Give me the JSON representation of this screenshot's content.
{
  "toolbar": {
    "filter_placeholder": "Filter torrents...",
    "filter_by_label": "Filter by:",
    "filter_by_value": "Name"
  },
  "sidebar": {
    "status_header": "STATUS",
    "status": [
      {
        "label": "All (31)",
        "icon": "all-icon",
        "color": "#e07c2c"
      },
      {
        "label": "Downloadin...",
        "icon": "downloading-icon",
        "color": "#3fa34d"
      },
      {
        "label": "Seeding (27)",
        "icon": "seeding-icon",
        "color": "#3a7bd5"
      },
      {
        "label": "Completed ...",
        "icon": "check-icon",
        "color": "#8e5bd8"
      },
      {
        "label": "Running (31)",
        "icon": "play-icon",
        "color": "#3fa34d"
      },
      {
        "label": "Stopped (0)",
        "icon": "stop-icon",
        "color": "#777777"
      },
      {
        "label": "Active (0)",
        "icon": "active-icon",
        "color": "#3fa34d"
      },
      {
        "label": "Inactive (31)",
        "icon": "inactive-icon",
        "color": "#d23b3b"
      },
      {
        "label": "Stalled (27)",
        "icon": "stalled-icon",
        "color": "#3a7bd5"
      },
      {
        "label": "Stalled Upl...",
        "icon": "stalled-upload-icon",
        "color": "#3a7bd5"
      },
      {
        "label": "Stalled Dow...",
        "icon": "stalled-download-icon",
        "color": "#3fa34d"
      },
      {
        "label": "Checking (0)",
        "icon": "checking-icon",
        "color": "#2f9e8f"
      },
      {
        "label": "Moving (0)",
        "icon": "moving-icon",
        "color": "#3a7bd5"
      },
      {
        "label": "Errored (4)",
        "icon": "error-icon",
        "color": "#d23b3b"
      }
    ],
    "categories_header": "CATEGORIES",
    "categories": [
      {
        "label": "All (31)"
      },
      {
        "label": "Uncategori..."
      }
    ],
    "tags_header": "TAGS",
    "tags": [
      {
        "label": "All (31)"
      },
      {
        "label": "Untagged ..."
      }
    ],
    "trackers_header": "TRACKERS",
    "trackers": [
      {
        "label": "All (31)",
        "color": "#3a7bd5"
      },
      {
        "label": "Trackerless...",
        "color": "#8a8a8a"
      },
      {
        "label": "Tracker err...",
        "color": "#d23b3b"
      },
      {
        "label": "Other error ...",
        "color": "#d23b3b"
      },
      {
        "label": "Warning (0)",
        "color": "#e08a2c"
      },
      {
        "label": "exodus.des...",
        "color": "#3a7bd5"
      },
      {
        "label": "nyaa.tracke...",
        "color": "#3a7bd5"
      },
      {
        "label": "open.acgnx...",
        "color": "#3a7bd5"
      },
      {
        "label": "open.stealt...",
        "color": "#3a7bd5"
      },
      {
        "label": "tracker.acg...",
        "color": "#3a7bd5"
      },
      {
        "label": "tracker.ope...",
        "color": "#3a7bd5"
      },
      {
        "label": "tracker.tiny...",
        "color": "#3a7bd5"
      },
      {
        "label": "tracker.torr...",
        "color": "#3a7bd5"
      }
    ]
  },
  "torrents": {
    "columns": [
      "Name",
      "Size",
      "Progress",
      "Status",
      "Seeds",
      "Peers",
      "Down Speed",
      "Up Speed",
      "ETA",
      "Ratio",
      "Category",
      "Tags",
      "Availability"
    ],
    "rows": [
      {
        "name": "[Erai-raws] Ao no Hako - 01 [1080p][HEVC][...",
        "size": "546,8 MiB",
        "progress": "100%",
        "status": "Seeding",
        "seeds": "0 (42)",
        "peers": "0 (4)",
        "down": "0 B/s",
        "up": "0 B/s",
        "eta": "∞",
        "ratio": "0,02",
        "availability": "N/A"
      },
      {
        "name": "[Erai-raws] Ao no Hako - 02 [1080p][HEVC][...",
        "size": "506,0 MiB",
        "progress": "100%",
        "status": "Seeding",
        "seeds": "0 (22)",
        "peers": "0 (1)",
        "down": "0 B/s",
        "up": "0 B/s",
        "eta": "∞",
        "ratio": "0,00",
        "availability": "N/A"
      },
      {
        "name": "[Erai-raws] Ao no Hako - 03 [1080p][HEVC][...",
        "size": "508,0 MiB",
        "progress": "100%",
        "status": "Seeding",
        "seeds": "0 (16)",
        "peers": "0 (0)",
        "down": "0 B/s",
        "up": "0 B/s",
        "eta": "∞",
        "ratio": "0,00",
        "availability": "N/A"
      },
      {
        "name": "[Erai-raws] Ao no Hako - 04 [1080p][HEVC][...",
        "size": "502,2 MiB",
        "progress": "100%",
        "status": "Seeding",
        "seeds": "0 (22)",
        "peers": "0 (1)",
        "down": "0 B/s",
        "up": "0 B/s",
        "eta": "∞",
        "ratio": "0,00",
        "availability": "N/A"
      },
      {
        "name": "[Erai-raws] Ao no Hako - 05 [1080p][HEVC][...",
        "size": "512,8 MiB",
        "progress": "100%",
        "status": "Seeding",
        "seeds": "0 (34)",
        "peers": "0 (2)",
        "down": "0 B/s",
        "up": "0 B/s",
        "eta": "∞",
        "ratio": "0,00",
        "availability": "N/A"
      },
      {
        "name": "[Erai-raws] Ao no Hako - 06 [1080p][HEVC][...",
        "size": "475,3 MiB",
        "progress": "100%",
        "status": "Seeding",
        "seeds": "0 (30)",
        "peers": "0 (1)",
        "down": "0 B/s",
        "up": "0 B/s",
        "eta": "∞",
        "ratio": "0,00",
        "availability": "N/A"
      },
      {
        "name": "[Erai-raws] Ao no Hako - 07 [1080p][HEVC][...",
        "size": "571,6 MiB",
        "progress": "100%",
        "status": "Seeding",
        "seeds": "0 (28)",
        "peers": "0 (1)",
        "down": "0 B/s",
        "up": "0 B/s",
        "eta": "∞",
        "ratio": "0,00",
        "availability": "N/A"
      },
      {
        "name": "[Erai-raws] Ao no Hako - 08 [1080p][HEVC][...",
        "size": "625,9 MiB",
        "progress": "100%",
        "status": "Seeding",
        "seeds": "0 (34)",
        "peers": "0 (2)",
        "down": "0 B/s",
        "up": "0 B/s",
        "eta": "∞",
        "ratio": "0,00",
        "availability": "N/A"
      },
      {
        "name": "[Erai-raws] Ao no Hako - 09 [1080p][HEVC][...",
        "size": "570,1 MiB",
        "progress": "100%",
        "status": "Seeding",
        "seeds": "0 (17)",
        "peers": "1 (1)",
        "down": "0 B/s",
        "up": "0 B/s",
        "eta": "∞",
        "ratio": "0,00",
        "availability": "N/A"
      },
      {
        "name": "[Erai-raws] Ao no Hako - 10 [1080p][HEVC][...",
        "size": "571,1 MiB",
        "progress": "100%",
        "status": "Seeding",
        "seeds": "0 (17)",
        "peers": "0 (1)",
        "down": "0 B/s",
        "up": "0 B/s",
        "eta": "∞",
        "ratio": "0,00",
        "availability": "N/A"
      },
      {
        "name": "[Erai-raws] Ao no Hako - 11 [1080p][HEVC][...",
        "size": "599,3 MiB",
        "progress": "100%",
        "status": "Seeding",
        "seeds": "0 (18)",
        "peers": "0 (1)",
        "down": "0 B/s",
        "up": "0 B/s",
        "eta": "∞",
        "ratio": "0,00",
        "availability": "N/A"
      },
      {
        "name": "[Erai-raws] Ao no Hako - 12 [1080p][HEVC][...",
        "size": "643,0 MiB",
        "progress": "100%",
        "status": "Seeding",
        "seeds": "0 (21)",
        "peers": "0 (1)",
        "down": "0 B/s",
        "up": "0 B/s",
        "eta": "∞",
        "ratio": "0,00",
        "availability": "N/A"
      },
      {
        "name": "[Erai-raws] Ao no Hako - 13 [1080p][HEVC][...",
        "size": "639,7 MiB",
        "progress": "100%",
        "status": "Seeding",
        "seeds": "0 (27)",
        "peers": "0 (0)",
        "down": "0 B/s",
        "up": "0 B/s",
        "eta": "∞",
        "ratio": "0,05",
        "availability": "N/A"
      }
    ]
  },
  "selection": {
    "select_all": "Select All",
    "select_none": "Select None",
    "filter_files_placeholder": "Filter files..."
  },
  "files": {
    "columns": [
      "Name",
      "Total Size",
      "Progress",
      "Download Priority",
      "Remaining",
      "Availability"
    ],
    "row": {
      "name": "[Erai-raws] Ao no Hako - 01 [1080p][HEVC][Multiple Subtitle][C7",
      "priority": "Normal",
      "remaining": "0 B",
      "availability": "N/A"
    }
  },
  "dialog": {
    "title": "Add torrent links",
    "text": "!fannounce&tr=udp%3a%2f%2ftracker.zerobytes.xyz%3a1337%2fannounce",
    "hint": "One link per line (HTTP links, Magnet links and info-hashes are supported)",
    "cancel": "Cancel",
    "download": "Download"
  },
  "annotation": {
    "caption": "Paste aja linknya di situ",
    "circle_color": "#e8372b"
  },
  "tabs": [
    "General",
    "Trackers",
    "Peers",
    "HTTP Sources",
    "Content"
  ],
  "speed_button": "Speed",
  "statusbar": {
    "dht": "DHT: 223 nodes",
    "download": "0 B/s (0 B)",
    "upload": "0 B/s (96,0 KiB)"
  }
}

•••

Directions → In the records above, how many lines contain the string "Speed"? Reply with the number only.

Solution for this exercise → 3